Records for processing -
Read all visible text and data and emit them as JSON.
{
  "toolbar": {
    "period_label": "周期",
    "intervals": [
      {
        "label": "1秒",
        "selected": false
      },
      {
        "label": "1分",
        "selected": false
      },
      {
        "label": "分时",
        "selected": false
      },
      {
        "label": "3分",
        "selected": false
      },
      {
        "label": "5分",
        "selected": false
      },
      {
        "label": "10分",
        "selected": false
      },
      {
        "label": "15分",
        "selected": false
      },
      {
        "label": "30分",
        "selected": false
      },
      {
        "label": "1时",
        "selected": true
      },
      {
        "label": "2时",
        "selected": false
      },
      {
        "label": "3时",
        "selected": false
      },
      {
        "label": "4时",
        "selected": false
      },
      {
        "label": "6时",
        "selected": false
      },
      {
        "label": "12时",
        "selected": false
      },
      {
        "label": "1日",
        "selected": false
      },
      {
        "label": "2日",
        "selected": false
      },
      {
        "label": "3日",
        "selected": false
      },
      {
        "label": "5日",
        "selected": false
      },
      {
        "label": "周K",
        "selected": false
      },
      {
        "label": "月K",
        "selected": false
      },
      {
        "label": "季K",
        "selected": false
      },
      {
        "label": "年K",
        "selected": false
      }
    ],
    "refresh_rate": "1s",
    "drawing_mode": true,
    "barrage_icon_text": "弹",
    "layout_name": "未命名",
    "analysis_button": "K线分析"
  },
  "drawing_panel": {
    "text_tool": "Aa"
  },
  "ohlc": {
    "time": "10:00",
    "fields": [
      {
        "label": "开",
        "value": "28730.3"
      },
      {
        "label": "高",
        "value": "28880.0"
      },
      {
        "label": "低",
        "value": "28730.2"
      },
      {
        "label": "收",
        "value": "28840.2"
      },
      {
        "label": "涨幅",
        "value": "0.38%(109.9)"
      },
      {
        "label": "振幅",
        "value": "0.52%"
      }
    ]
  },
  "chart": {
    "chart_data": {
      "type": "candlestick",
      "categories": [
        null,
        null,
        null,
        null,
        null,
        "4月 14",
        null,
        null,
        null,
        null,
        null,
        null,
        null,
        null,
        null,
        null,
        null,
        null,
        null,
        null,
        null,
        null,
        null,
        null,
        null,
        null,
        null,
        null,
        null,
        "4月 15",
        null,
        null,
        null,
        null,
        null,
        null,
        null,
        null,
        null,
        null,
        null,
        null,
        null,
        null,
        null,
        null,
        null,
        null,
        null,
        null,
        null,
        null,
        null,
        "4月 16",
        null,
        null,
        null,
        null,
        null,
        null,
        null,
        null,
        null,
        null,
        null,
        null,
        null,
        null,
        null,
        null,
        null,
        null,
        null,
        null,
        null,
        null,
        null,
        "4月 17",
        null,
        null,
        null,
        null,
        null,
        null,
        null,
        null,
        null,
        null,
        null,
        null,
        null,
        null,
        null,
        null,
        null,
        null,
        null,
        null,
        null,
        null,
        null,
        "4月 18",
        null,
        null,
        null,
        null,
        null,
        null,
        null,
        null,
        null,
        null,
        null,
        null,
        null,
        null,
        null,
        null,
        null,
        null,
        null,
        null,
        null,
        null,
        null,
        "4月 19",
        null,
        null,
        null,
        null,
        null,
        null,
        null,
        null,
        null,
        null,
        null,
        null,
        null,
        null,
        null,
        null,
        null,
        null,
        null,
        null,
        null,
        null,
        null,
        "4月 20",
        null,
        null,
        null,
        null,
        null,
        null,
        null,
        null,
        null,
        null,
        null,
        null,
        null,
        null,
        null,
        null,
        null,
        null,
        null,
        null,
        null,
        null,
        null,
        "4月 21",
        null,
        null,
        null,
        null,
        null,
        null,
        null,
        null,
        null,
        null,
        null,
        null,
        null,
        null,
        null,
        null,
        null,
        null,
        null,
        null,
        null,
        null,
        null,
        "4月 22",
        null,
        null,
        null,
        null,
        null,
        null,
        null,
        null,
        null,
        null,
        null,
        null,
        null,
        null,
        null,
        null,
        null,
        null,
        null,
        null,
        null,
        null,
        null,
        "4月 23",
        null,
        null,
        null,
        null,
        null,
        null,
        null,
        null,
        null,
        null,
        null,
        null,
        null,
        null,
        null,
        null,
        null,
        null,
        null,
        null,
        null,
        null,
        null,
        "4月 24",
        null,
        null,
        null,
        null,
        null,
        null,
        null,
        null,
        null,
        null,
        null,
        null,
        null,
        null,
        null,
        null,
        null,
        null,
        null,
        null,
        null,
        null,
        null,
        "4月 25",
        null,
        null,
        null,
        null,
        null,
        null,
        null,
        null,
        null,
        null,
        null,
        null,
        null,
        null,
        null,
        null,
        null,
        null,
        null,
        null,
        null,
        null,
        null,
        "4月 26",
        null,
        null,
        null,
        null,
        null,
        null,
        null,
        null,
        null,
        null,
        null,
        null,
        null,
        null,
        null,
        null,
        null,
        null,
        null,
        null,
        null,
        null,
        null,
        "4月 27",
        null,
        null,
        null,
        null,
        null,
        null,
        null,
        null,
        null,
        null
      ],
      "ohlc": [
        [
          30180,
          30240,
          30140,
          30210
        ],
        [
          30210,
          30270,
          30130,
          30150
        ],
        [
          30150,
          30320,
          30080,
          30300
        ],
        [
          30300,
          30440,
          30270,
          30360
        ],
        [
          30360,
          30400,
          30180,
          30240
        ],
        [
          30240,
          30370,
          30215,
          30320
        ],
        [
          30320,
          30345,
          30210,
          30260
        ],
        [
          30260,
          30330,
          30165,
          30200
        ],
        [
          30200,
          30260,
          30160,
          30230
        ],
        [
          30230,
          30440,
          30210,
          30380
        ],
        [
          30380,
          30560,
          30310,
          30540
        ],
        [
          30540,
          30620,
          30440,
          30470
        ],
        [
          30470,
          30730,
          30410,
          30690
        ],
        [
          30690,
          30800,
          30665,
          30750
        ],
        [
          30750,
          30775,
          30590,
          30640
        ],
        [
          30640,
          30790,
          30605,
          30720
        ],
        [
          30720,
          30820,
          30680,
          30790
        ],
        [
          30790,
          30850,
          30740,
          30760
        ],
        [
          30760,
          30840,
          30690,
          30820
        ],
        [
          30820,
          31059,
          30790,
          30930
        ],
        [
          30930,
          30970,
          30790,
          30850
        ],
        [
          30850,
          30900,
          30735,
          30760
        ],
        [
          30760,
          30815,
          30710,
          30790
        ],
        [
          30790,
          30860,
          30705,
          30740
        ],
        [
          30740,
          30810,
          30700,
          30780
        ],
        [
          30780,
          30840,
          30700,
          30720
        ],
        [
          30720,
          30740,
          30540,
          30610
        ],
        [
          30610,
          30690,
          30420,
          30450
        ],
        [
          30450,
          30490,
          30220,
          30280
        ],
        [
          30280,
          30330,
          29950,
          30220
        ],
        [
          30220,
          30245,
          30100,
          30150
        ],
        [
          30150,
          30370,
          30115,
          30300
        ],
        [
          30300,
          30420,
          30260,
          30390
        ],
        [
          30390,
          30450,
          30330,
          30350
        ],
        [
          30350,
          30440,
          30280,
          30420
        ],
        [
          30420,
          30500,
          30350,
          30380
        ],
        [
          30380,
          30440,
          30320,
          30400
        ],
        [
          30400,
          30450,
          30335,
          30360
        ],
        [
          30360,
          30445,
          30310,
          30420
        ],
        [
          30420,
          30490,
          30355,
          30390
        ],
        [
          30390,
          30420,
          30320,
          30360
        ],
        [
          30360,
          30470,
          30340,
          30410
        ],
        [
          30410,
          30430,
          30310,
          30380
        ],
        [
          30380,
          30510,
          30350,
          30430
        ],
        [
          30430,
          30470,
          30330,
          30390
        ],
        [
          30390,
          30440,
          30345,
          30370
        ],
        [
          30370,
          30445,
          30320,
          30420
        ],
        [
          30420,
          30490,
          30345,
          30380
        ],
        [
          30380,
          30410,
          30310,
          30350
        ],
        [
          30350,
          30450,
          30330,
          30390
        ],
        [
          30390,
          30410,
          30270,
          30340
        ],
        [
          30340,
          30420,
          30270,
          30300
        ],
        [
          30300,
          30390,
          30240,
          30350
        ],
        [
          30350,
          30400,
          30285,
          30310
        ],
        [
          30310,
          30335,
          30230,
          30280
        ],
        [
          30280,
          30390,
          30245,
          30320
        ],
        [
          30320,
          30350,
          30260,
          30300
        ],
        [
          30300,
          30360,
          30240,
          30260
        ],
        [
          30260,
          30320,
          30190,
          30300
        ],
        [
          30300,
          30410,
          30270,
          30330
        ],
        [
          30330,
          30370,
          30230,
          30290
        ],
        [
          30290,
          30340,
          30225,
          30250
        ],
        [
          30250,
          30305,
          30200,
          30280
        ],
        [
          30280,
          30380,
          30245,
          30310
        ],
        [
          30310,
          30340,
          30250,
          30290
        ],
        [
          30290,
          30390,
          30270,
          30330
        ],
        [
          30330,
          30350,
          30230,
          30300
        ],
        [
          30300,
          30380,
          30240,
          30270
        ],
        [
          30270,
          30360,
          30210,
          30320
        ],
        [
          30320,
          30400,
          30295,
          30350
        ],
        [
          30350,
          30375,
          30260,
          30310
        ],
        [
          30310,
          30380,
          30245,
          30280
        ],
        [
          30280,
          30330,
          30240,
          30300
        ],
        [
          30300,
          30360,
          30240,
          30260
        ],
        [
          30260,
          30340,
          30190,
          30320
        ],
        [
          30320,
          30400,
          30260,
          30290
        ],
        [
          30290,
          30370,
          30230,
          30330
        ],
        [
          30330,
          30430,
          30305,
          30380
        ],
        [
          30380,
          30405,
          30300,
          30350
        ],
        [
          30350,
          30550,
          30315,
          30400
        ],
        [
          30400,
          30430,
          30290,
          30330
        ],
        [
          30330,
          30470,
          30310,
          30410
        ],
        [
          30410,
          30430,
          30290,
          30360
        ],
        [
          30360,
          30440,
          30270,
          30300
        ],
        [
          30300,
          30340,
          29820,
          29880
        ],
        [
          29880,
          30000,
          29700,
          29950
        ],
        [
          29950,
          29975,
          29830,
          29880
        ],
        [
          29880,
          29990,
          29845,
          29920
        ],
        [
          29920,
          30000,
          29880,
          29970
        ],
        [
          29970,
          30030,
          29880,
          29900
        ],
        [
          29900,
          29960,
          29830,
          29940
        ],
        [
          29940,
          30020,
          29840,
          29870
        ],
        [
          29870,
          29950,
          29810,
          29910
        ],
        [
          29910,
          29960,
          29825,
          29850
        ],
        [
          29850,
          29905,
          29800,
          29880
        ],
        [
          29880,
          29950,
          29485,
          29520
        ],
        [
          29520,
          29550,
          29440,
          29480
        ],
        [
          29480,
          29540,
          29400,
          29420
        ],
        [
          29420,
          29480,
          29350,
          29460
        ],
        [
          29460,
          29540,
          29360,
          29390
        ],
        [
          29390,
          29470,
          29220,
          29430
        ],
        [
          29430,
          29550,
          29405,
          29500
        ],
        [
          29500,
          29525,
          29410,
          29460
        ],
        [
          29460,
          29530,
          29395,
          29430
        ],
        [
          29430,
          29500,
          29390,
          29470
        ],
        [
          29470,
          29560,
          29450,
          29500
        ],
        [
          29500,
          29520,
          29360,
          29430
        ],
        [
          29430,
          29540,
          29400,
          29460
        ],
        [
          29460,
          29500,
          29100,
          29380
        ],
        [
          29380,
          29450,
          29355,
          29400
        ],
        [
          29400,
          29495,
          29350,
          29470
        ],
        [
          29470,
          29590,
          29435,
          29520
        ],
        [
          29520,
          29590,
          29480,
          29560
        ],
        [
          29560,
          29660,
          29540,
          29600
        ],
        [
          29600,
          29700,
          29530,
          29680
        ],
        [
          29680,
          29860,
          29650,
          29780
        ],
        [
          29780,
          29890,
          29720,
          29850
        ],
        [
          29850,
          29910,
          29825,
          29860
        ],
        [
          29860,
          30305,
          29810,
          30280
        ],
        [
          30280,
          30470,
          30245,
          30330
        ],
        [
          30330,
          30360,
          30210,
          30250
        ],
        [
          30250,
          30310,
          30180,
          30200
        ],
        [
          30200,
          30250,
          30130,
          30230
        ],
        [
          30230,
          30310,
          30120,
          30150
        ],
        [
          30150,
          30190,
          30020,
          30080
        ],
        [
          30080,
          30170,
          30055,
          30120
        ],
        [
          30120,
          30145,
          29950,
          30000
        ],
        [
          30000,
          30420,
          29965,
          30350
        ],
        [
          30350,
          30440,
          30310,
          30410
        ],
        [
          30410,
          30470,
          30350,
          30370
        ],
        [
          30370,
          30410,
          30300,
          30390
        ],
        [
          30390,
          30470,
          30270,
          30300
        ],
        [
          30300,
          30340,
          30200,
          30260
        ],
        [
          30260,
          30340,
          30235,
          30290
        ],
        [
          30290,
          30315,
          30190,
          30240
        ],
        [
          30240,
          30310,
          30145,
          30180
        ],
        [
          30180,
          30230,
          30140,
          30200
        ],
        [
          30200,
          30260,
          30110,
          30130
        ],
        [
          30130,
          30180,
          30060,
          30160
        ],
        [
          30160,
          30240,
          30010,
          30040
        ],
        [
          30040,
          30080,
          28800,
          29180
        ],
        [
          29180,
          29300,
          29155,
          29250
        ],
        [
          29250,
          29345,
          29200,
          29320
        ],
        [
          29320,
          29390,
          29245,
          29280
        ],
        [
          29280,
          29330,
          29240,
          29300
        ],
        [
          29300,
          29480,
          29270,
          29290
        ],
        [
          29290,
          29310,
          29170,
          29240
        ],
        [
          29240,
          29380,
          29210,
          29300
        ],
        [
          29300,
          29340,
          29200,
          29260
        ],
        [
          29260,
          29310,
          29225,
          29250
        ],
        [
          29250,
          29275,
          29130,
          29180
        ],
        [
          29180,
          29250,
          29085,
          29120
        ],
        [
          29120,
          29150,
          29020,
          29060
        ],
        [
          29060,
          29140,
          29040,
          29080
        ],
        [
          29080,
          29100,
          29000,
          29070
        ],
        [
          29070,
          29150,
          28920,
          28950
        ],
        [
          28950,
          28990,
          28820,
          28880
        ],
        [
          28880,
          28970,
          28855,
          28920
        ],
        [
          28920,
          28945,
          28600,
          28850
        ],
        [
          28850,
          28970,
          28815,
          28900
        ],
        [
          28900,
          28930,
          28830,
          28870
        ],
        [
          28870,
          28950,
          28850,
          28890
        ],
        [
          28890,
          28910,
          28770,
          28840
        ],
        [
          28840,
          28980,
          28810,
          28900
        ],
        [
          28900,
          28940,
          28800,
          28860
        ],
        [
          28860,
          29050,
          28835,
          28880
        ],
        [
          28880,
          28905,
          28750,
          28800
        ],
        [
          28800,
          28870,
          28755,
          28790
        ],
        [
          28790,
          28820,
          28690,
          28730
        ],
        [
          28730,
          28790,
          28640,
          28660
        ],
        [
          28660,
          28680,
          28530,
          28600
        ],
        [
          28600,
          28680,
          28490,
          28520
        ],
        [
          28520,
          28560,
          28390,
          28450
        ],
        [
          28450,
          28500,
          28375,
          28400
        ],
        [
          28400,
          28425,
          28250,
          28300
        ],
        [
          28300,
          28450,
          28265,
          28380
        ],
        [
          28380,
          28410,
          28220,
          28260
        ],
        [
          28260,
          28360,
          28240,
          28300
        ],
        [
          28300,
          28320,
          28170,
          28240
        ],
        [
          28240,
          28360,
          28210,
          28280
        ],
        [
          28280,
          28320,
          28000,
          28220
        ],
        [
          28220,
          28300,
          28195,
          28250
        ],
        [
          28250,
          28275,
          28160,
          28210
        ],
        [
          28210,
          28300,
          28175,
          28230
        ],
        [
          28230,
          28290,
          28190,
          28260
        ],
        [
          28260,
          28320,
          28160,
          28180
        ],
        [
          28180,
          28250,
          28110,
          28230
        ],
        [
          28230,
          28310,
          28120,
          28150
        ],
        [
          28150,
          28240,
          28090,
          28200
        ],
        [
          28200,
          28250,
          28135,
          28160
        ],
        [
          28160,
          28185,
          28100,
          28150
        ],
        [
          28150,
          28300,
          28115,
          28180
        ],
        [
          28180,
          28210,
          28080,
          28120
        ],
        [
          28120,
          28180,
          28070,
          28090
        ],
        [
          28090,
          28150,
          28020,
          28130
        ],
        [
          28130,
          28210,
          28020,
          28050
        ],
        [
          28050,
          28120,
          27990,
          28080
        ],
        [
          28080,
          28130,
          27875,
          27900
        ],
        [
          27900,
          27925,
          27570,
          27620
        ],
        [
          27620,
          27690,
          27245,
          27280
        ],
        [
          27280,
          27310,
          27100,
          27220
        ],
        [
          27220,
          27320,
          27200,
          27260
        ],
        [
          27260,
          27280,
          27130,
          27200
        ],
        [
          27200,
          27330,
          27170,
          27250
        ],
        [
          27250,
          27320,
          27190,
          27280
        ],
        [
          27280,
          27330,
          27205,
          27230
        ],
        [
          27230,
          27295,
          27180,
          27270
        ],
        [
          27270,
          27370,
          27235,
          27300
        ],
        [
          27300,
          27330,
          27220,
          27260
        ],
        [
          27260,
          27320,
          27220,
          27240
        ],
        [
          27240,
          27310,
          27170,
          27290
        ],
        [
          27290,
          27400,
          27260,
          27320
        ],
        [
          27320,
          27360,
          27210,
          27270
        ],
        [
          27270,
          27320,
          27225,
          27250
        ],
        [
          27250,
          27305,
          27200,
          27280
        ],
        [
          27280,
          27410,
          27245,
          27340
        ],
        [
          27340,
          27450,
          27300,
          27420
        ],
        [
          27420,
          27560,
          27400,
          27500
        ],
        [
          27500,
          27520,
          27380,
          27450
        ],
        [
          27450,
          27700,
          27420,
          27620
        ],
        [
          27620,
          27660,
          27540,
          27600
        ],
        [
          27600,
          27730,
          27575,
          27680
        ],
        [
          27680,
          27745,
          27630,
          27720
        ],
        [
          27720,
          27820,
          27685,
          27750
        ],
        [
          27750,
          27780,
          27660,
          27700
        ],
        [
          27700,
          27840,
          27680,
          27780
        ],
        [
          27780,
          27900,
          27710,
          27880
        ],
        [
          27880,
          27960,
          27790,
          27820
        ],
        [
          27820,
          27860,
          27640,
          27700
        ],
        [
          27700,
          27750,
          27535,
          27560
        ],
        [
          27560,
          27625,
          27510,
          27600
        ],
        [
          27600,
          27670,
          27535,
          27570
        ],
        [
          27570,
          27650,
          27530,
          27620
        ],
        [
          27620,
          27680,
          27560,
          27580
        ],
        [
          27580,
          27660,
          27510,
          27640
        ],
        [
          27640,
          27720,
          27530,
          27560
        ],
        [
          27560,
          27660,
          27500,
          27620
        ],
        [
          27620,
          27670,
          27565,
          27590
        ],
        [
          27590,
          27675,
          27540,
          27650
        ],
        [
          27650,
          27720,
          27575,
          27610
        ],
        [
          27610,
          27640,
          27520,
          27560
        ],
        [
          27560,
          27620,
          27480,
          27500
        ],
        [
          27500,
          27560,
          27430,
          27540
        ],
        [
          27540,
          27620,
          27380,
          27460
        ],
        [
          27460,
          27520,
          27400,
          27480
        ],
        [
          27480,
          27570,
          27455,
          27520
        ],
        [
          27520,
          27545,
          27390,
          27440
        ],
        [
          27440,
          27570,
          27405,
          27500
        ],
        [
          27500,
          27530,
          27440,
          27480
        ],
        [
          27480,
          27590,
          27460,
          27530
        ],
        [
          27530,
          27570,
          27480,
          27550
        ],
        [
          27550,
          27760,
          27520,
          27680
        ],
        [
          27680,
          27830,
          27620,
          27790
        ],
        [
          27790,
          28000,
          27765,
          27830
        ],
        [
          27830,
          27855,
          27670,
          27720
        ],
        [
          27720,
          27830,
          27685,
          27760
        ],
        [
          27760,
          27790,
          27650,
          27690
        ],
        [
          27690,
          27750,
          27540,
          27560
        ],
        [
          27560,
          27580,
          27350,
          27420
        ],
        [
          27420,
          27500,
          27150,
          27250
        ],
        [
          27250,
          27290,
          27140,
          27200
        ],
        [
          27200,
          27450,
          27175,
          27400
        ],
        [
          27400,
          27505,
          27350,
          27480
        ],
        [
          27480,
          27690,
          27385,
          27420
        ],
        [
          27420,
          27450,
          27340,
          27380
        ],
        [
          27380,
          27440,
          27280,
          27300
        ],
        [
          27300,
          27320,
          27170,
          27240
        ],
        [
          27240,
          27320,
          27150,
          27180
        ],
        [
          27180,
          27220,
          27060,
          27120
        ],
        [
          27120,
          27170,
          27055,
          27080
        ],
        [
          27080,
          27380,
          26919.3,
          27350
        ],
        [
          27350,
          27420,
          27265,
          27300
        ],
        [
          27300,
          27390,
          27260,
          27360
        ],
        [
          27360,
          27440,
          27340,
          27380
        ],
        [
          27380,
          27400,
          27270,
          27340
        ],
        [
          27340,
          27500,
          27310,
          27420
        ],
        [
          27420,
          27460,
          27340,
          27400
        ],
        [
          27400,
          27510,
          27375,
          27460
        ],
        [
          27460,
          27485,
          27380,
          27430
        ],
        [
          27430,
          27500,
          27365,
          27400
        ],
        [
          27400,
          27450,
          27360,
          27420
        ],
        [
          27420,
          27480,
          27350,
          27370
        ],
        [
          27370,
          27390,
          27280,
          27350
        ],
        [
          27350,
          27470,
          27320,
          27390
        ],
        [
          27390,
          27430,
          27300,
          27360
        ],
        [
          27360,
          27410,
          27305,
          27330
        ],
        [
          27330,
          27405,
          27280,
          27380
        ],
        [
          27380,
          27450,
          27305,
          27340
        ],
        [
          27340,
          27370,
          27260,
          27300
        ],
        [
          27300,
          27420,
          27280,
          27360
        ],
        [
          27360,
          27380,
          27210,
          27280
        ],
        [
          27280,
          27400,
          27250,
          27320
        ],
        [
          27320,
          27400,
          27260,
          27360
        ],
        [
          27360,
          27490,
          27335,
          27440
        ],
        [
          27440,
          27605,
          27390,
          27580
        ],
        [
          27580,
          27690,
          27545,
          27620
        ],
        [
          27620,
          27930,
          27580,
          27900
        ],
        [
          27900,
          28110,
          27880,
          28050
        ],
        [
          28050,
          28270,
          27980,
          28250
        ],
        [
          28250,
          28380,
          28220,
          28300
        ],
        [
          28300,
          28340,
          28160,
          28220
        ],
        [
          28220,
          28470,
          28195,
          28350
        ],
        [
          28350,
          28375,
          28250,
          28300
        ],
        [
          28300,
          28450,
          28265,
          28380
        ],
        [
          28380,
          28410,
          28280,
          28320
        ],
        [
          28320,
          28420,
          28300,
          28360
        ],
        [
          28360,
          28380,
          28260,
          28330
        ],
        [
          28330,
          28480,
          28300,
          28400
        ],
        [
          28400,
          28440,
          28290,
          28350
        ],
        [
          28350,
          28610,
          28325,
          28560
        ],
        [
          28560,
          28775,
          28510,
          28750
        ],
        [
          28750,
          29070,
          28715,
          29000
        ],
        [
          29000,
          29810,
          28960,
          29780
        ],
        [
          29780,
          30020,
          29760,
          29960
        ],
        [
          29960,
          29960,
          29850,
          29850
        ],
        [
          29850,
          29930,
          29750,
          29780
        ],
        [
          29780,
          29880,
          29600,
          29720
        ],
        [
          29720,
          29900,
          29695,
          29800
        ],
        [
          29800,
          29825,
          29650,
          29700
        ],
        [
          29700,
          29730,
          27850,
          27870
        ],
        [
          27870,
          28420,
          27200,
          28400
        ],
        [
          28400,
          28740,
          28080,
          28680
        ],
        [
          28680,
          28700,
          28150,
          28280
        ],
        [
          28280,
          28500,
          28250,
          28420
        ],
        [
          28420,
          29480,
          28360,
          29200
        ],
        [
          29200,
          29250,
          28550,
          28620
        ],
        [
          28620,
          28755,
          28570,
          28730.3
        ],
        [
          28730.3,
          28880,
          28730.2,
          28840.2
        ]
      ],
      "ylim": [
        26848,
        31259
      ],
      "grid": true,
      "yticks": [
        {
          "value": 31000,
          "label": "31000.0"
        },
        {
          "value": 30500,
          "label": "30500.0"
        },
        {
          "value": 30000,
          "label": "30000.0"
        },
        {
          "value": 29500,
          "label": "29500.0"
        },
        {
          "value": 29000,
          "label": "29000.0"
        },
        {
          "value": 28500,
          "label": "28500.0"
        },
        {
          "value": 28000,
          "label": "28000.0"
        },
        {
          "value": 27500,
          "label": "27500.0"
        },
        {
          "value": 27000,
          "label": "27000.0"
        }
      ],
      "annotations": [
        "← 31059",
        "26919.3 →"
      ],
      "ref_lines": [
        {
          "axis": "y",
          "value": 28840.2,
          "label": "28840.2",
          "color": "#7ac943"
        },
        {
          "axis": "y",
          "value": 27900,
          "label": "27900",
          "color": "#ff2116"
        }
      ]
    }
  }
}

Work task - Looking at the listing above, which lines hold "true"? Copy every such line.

Solution -
        "selected": true
    "drawing_mode": true,
      "grid": true,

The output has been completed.